By midlandsmovies, Jun 28 2016 07:09AM
Guest writer John Montana tackles the difficult subject of writing under pressure
Always Be Writing
Many times I hear writers say they are stuck or are in a writers slump, because no ideas are coming or they don’t know what to write. They want an original idea for a film that nobody has ever seen before. They want the next great original idea that rocks the film world. Some of them will wait for years for that inspiration for the next great film.
Now…you might get angry with me for saying this, or you will probably vehemently disagree, but I don’t think this should be your goal. Of course it can be a dream that this happens, but most likely the story in some form has already been told before. Don’t sweat it!!!
Really, I’m not kidding with you. Don’t let it prevent you from writing. Just write… let the words just flow out of you. Edit it all later. Write gobble-dee-gook, write crap, write anything. Just write! You can worry about judging it after you are finished.
When you are done you can go in and create a story that will inspire you to make a film of it. Think of it this way… A sculptor starts with a huge block of stone. This is your “gobble-dee-gook”. Then begin to slowly carve away the stuff that you don’t need. Carefully reveal the story you want to tell. In the end you will have something that you will be excited about putting on film.
So what I am trying say here, as succinctly as I can is don’t be obsessed with telling an original story or have an idea that nobody has thought of before. Because ninety nine times out of one hundred… its been done before.
I make short films.
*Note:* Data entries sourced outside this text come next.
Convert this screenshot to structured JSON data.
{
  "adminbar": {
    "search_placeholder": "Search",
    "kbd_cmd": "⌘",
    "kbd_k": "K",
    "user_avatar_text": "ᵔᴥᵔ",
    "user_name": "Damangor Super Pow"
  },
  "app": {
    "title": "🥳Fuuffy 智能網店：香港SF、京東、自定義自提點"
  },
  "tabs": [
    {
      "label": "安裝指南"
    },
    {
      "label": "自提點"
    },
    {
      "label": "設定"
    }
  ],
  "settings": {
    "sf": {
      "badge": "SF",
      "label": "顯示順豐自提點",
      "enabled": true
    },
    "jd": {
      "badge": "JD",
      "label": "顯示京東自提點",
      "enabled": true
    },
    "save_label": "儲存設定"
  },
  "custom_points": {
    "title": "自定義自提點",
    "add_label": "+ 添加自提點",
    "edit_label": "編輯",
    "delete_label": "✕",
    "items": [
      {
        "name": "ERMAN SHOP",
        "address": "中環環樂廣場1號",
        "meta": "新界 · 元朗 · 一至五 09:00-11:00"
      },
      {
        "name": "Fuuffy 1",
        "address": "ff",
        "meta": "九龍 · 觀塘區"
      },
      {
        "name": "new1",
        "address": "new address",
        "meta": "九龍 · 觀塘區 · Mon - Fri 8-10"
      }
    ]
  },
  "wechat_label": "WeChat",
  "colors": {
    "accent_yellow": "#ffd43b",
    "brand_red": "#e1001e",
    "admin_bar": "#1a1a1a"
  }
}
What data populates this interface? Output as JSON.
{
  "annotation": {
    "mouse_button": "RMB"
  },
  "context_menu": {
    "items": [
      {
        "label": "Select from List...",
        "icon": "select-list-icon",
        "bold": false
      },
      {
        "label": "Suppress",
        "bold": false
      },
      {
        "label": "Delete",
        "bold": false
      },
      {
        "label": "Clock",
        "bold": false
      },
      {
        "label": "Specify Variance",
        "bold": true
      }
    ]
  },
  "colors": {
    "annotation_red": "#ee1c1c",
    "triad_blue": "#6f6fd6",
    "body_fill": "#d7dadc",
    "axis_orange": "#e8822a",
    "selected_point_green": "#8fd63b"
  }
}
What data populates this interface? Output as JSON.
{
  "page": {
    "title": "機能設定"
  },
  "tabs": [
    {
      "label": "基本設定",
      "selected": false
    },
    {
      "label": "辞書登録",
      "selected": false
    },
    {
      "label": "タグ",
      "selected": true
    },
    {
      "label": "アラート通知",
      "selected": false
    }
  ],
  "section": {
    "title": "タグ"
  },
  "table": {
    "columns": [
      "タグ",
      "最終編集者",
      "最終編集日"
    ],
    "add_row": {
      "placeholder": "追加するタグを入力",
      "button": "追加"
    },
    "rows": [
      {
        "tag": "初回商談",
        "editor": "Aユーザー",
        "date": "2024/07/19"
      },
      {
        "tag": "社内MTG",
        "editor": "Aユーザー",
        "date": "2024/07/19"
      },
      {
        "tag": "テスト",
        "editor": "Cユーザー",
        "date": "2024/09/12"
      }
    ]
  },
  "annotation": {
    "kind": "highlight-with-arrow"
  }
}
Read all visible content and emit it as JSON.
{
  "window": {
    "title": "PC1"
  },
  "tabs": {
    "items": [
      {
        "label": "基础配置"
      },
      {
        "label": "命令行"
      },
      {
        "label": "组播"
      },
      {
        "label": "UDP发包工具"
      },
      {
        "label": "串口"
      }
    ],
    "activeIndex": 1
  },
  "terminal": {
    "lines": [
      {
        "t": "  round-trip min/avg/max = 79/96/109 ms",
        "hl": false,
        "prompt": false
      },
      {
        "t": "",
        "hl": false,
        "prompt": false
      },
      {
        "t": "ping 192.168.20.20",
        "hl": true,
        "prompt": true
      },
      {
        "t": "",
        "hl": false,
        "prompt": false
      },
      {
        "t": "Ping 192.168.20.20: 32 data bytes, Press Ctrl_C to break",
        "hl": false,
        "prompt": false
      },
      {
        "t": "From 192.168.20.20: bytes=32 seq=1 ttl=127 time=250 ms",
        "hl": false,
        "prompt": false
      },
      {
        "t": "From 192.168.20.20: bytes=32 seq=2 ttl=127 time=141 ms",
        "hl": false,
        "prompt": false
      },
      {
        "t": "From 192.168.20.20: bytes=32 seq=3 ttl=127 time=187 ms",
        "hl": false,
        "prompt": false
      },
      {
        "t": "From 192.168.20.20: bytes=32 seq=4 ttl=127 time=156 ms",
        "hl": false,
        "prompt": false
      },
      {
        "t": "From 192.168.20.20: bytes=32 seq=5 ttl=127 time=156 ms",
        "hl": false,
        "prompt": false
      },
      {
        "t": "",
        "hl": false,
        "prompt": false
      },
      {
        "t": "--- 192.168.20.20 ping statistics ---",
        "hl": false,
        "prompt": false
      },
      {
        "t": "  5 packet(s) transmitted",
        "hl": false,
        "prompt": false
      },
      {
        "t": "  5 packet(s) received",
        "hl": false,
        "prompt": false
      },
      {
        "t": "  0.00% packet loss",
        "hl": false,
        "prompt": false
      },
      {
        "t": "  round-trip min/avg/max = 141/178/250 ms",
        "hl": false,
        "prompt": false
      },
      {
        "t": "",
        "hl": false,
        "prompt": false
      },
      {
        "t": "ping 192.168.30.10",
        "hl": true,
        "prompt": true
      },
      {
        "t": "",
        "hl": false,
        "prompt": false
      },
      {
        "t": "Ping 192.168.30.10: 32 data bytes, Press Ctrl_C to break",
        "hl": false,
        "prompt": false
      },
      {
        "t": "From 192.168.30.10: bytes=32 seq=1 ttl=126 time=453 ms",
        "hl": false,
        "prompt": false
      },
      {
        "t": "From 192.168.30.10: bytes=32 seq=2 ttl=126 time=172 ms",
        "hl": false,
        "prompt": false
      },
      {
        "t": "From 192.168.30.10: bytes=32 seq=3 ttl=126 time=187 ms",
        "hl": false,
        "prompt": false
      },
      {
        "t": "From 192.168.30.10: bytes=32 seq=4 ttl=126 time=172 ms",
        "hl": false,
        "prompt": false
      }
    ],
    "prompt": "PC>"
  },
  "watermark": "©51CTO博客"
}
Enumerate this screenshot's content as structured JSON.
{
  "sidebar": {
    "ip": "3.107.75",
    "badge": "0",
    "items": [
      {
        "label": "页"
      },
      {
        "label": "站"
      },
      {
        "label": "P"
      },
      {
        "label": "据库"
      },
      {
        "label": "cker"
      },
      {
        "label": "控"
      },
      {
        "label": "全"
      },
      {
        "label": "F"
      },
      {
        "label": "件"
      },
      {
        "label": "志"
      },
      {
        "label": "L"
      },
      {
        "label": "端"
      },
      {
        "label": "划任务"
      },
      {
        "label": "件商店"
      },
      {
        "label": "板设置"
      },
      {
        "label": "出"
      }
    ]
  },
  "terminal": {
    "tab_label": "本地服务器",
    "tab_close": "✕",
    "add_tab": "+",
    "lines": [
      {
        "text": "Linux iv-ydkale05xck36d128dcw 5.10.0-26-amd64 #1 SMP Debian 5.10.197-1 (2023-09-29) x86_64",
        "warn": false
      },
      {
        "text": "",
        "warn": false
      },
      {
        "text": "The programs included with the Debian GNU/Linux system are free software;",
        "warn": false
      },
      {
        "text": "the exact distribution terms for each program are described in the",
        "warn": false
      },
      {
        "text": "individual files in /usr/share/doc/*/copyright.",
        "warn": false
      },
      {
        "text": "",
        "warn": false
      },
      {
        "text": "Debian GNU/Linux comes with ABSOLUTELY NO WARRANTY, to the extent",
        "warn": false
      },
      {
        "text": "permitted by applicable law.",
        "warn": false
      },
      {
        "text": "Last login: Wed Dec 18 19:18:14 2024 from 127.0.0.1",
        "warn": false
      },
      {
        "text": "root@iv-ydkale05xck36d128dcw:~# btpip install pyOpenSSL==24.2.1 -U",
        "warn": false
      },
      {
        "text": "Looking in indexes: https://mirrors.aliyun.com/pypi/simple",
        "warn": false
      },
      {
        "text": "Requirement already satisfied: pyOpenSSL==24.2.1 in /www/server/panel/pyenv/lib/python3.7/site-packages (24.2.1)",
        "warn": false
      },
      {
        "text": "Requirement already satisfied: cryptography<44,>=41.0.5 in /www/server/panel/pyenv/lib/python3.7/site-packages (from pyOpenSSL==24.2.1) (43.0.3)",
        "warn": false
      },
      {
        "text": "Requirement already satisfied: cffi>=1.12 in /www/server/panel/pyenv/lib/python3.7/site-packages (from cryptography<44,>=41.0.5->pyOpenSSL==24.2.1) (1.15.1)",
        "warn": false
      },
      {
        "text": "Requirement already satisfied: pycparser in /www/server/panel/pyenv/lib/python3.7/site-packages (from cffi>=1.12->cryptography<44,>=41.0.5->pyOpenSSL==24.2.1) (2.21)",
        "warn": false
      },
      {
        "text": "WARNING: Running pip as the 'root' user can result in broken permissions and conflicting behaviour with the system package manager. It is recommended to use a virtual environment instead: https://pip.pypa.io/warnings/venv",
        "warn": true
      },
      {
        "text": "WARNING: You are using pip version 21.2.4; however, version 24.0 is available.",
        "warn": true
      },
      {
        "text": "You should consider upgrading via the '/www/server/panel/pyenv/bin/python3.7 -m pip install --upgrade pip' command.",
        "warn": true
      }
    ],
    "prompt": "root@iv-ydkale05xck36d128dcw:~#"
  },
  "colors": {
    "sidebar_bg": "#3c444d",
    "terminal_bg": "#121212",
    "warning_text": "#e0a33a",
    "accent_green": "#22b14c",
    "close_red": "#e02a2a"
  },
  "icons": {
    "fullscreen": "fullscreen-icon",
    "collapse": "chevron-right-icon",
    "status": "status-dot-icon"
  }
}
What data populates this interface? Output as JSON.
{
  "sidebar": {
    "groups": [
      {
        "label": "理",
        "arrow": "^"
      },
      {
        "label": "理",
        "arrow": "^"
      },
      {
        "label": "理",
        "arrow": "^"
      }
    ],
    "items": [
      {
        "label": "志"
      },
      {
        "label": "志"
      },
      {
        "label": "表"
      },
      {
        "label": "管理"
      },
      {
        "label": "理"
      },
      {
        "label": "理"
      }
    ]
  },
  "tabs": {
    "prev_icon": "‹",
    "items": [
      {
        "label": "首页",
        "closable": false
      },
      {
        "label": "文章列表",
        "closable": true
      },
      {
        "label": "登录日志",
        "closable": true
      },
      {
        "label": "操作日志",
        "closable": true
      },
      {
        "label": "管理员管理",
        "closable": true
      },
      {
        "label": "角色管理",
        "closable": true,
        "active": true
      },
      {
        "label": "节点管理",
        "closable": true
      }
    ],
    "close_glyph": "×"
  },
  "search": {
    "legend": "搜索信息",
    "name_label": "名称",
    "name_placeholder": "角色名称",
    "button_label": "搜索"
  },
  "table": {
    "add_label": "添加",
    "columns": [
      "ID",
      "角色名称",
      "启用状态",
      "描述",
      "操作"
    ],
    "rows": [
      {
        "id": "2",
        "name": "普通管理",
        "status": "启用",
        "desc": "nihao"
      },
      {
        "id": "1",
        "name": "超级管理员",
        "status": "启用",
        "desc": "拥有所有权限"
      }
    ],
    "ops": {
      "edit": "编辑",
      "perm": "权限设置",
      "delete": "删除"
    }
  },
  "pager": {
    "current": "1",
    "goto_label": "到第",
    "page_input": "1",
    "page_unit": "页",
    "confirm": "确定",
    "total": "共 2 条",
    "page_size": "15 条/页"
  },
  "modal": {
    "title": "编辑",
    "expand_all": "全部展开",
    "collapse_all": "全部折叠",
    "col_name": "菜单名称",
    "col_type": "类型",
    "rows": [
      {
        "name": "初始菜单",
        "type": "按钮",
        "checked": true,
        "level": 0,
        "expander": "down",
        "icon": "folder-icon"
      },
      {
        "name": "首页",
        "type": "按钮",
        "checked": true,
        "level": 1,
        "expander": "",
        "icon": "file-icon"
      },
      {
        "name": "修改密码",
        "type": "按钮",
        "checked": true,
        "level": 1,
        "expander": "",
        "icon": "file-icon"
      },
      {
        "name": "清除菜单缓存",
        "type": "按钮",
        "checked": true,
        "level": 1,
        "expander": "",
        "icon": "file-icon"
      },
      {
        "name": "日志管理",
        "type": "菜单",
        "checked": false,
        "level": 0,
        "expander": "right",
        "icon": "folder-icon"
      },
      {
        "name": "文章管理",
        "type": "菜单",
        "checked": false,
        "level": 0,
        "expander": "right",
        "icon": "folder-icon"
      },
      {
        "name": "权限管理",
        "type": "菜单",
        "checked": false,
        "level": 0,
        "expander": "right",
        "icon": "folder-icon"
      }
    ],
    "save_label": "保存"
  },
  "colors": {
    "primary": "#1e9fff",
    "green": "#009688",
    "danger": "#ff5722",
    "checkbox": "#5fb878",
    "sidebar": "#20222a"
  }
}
I enjoy shooting them and making them. But I am not under any illusion that these short films will make my career. I have 2 full feature scripts waiting to be done. I am using my shorts films to open doors and to gain experience on the set. Period! Some short films will never make money or be commercial. They are only a means to an end. But don't let that stop you.
A short film could be a “means to an end”… if only to get someone to ask you this: "Do you have any feature scripts that I can read?" To generate interest in you and what you have written. So here is a saying that I have come across many times..."ALWAYS BE WRITING".
Here is another way to look at this: Treat your writing, or other creative work with the same kind of respect you have for your family doctor or dentist. Doctors, dentists... these people have studied hard for years and treated their work with respect and care. So should you.
If you treat your writing with disdain and laziness, or as a lah-dee-dah creative artist that will get to it "when inspiration strikes", then shame on you. Because all you are doing is confirming to society that artists are all flaky and emotionally high-strung...and that we are ultimately disposable as paper in an outhouse. And to quote a line from Bruce Willis in Robert Rodriguez’s “SIN CITY”…” There’s wrong, and then there’s wrong, and then there’s this”.
And I don’t say this to be flippant, its just that artists are treated so badly, I want to stop this the best way I can.
Exercise: For the next three weeks, set your alarm clock early in the morning and spend ONLY 15 minutes each day writing. Something...Anything...Just write! Don't look at it and judge it as being either good or bad. That is not the exercise. The exercise is to try and create a HABIT of writing. Like you go to your job. It is an attempt on your part to train your body and mind for just 15 minutes each day to take your writing seriously and just write. And for those of you with the excuse "I don't have time"... then here is another saying that I really love. TIME IS MADE, NOT FOUND! - You make the time by prioritizing it and writing. Simple as that!
So always be writing...
Guest writer John Montana is an actor living in the US and has begun to make short films. His most recent film, “Hungry” has been accepted into 24 film festivals all over the world. Check out his short films at No Title Production Films.
John can be contacted at firstname.lastname@example.org